Jeffrey Lewis writes: It seems impossible to imagine the most impoverished, backward communist regime in Asia, run by a madman and recovering from a crippling famine, should set out to build a long-range missile that could deliver a nuclear weapon all the way to the United States. And yet Mao Zedong’s China did it.
In 1964, as today, Americans had trouble accepting the new reality of their vulnerability. United States officials were slow to realize that China was on the verge of testing a nuclear weapon that year, and later were surprised to learn that Beijing was not willing to settle for only short-range missiles that could strike neighbors like Japan. The scope of Mao’s ambition — to develop a thermonuclear weapon that could hit the United States — did not match American preconceptions of China. And so, collectively, we did not believe it.
Over the past few years, North Korea has made every possible effort to indicate that, like Mao’s China, it was committed to developing a nuclear-armed intercontinental range ballistic missile. Starting in 2014, North Korea began testing missiles at a much faster pace than before. Kim Jong-un, the country’s leader, began visiting defense industry plants all over the North, showing off newly built facilities and the new machine tools inside them.

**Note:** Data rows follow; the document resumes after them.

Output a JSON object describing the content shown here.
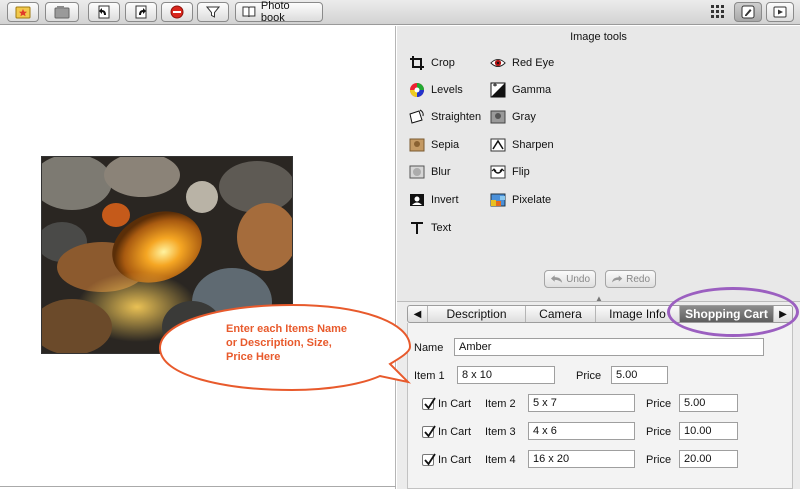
{
  "toolbar": {
    "photo_book_label": "Photo book",
    "buttons": [
      "star-folder-icon",
      "folder-icon",
      "rotate-left-icon",
      "rotate-right-icon",
      "stop-icon",
      "filter-icon"
    ],
    "right_buttons": [
      "grid-view-icon",
      "edit-icon",
      "slideshow-icon"
    ]
  },
  "image_tools": {
    "title": "Image tools",
    "tools": [
      {
        "label": "Crop",
        "icon": "crop-icon"
      },
      {
        "label": "Red Eye",
        "icon": "red-eye-icon"
      },
      {
        "label": "Levels",
        "icon": "levels-icon"
      },
      {
        "label": "Gamma",
        "icon": "gamma-icon"
      },
      {
        "label": "Straighten",
        "icon": "straighten-icon"
      },
      {
        "label": "Gray",
        "icon": "gray-icon"
      },
      {
        "label": "Sepia",
        "icon": "sepia-icon"
      },
      {
        "label": "Sharpen",
        "icon": "sharpen-icon"
      },
      {
        "label": "Blur",
        "icon": "blur-icon"
      },
      {
        "label": "Flip",
        "icon": "flip-icon"
      },
      {
        "label": "Invert",
        "icon": "invert-icon"
      },
      {
        "label": "Pixelate",
        "icon": "pixelate-icon"
      },
      {
        "label": "Text",
        "icon": "text-icon"
      }
    ],
    "undo_label": "Undo",
    "redo_label": "Redo"
  },
  "tabs": {
    "items": [
      "Description",
      "Camera",
      "Image Info",
      "Shopping Cart"
    ],
    "active": "Shopping Cart"
  },
  "cart": {
    "name_label": "Name",
    "name_value": "Amber",
    "item1": {
      "label": "Item 1",
      "size": "8 x 10",
      "price_label": "Price",
      "price": "5.00"
    },
    "items": [
      {
        "in_cart_label": "In Cart",
        "checked": true,
        "label": "Item 2",
        "size": "5 x 7",
        "price_label": "Price",
        "price": "5.00"
      },
      {
        "in_cart_label": "In Cart",
        "checked": true,
        "label": "Item 3",
        "size": "4 x 6",
        "price_label": "Price",
        "price": "10.00"
      },
      {
        "in_cart_label": "In Cart",
        "checked": true,
        "label": "Item 4",
        "size": "16 x 20",
        "price_label": "Price",
        "price": "20.00"
      }
    ]
  },
  "annotation": {
    "text": "Enter each Items Name or Description, Size, Price Here",
    "color": "#e85a2c",
    "highlight_color": "#9b5fc0"
  }
}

North Korea began releasing increasingly explicit pictures of its missile program, including some of new rocket engines and tests of the vehicle that would protect a nuclear weapon as it re-entered the atmosphere. [Continue reading…]